The 18th Chicago Underground Film Festival (CUFF), presented by IFP/Chicago, kicked off on Thursday, June 2, showcasing a savvy program of film and video exploring the many definitions and interpretations of the ‘underground’ concept. All films were screened at the Gene Siskel Film Center, 164 North State Street. The winners for this year’s festival were announced on Sunday, June 5 at an after-party upstairs at Delilah’s.
Each year, CUFF reveals a unique programming niche of films that ignore limitations of genre and are made with passion and drive. Audiences this year were again captivated by an array of films that included sixteen different programs of narrative, documentary and experimental film and video, question and answer sessions with many of the featured filmmakers, and a journey into the world of underground film.
Competitions were held in a variety of categories determined by the festival jury and winners were presented with handmade art pieces designed by Chicago artist Luke Breckon.

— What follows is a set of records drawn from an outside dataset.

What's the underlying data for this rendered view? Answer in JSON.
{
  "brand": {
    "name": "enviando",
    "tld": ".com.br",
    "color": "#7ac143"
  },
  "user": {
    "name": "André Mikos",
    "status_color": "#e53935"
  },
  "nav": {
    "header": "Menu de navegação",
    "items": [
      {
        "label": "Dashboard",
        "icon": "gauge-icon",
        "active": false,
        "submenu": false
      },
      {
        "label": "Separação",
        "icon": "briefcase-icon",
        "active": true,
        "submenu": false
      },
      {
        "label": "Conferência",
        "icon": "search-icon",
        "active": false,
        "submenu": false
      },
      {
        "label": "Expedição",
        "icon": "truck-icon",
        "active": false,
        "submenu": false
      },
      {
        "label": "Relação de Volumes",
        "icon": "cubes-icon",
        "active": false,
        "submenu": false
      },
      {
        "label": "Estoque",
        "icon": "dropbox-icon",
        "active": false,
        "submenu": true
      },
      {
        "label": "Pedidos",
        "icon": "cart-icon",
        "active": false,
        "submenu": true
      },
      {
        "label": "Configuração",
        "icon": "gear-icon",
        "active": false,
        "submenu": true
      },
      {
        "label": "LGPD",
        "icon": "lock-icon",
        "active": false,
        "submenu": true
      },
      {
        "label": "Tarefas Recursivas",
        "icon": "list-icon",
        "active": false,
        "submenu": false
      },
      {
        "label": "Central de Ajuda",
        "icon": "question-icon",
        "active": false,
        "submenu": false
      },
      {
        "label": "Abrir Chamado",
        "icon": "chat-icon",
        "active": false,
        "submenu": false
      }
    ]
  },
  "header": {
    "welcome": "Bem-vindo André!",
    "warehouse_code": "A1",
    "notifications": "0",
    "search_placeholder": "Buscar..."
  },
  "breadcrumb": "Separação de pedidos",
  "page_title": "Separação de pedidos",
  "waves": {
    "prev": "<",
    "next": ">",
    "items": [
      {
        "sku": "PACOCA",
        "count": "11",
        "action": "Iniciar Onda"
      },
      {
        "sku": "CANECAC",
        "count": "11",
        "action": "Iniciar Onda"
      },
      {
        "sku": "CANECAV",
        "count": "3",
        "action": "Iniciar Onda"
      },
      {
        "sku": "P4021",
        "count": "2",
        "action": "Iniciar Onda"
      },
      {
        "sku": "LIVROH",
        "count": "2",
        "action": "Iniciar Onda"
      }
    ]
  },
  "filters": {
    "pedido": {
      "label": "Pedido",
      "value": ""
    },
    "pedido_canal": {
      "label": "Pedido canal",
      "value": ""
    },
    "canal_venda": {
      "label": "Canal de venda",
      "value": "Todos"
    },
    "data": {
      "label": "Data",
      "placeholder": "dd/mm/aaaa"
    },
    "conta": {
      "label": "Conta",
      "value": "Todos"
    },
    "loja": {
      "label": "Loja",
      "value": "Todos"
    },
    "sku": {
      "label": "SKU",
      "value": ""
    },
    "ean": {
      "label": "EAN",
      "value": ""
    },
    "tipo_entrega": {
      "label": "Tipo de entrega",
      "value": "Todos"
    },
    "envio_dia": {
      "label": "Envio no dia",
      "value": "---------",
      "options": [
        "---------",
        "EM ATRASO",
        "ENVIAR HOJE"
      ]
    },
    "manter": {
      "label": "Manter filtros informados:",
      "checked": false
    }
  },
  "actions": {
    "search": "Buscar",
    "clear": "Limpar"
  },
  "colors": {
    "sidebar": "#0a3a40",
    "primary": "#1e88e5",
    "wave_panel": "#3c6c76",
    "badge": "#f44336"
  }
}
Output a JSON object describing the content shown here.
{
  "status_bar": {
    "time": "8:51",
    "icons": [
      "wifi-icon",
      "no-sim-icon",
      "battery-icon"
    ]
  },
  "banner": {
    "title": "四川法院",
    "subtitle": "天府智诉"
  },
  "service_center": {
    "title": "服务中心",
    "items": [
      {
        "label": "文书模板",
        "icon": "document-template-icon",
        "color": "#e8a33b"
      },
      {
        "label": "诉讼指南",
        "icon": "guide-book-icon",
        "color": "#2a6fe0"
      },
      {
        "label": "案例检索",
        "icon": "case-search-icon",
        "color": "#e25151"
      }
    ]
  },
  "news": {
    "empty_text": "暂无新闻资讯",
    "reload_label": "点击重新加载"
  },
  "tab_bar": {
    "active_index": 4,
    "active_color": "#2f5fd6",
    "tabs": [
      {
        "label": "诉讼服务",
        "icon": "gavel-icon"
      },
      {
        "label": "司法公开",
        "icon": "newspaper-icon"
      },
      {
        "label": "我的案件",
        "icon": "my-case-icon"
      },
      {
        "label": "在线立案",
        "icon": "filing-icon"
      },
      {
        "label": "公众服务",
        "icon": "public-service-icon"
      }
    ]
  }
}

This year’s Audience Award, as chosen by festival attendees, was awarded to “Some Girls Never Learn” (USA) directed by Jerzy Rose. The film was also awarded the festival’s “Made in Chicago” award by the jury. Rose also won the “Made In Chicago” in 2008 for his short film “The Universe and Young Pilot Nelson” and a best narrative short film award in 2009 for “All Ghost Women Play The Theremin.”
Jury award winners:
Best Documentary (feature): And Again – Adele Horne
Best Documentary (short): History Minor – Ryan Garrett
Best Experimental: Home Movie – John Price
Best Experimental: Slow Action – Ben Rivers
Best Narrative (feature): The Color Wheel – Alex Ross Perry
Best Narrative (feature): Snow on tha Bluff – Damon Russell
Young Bird Season – Nellie Kluz
Second Law: South Leh St. – Mike Gibisser
Chainsaw Found Jesus – Spencer Parsons
Devil’s Gate – Laura Kraning
The 2011 Chicago Underground Film Festival Jury:
Donald Harrison is Executive Director of the Ann Arbor Film Festival, the longest-running independent and experimental film festival in North America. During his tenure he has expanded the AAFF traveling tour, launched the festival’s DVD collections of short films, hosted more than 100 screenings and reviewed thousands of works under consideration. Prior to joining the AAFF in 2006, Donald worked for several years at the Film Arts Foundation in San Francisco where he also studied documentary and experimental film. He currently serves on the boards of the Michigan Theater and Arts Alliance in Ann Arbor and the advisory board for the Aurora Picture Show in Houston, TX. Donald was raised to be a professional bowler and most recently carried a 219 league average.
Chinese-born media artist Chi Jang Yin is known for her conceptual, documentary work, which comments upon the state of Chinese culture, past and present. She often imbues her work with elements from her background in photography and performance art. She received her BA and her MFA from The School of the Art Institute of Chicago in 2000. Her videos were recently awarded: Honorable Mention at the In-Out Festival, Poland; Best Film on Architecture at the Asolo Art Film Festival, Italy; and Second Grand Prize at the Athens International Film Festival, Ohio. Her work has screened at the 2008 Asian Art Biennial at the Taiwan National Museum of Fine Arts, Taichung, the Los Angeles Film Festival, and the International Documentary Festival Amsterdam (IDFA).
Ignatiy Vishnevetsky is one of the new co-hosts for Ebert’s At The Movies, a critic and essayist for MUBI.com, co-founder of the acclaimed Cine-File.info, and a contributor to the Chicago Reader. Prior to becoming a film critic, Ignatiy worked as a translator for Novoe Literaturnoe Obozrenie, Russia’s premier literary journal. Born in the Soviet Union, Ignatiy moved to America when he was eight and soon moved to Chicago “because I could find more films to see here.” Ignatiy helps program the current Cine-File Selects series at the University of Chicago’s Doc Films, the nation’s oldest film society. He also co-manages the Odd Obsession underground and alternative video store.
Irvine Welsh is an acclaimed and often controversial writer of novels, stories and stage and screenplays. His book Trainspotting was made into a 1996 film of the same name directed by Danny Boyle which was nominated for an Independent Spirit Award and an Oscar. Welsh comes from Edinburgh, Scotland, and lives with his American wife Elizabeth, mainly in Chicago, IL and Miami, FL. He travels a great deal and his hobbies include socialising and sporting activities.